> Exercise goal:
In the records below, find each line that holds "content" and return it.

┌────────

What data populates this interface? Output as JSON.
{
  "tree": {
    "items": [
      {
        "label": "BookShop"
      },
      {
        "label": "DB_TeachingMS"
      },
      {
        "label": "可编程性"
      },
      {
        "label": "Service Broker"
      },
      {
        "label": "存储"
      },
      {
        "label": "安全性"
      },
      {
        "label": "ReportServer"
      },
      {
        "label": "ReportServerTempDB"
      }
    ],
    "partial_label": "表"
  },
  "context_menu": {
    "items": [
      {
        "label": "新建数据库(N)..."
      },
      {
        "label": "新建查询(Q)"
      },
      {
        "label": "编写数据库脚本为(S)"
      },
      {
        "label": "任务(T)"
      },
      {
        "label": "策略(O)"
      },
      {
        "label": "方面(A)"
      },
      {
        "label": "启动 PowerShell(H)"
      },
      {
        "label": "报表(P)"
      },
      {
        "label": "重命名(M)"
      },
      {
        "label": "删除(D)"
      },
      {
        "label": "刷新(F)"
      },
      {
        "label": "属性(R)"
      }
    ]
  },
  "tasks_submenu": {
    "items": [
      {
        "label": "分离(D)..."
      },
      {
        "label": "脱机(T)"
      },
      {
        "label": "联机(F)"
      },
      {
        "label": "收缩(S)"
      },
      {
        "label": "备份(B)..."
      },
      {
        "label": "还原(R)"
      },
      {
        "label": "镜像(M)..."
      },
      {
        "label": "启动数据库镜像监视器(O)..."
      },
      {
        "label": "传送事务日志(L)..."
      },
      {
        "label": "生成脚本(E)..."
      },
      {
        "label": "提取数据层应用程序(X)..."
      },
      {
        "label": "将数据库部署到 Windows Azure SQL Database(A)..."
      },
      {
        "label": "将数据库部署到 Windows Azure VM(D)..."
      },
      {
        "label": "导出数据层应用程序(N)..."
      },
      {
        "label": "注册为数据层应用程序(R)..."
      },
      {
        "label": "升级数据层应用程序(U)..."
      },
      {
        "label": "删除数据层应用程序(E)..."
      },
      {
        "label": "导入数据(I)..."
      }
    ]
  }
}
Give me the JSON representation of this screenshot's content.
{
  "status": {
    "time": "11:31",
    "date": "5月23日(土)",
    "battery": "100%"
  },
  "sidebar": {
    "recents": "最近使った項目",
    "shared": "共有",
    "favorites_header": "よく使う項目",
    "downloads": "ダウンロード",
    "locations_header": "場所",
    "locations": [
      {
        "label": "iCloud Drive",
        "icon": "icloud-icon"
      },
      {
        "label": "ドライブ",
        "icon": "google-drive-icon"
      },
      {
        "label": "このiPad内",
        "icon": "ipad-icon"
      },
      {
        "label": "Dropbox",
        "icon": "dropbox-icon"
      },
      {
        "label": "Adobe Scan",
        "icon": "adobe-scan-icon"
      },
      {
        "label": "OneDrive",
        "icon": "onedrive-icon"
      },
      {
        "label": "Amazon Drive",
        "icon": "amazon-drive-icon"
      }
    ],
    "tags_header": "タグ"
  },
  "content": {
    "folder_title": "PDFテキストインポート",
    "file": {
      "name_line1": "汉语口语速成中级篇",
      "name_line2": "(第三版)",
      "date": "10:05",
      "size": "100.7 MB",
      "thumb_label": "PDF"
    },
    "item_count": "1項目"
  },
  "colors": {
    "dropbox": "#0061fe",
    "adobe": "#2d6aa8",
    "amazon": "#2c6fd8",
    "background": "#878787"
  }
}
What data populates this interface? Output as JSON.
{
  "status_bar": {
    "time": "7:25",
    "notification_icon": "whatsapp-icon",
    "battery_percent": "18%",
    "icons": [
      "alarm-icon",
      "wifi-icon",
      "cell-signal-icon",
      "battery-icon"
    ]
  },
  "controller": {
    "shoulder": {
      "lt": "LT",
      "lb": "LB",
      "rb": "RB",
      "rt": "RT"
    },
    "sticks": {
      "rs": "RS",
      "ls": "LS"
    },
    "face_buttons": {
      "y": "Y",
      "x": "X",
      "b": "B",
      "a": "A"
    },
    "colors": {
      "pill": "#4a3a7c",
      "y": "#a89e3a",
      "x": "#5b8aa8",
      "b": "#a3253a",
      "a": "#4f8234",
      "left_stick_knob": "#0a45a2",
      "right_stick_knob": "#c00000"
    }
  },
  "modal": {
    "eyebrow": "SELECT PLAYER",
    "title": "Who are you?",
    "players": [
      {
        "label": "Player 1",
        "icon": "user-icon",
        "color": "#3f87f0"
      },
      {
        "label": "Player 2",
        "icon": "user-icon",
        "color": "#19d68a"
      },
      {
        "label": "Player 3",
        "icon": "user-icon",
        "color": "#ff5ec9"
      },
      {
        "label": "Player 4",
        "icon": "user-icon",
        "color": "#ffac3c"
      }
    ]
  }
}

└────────

> Expected answer:
Give me the JSON representation of this screenshot's content.
  "content": {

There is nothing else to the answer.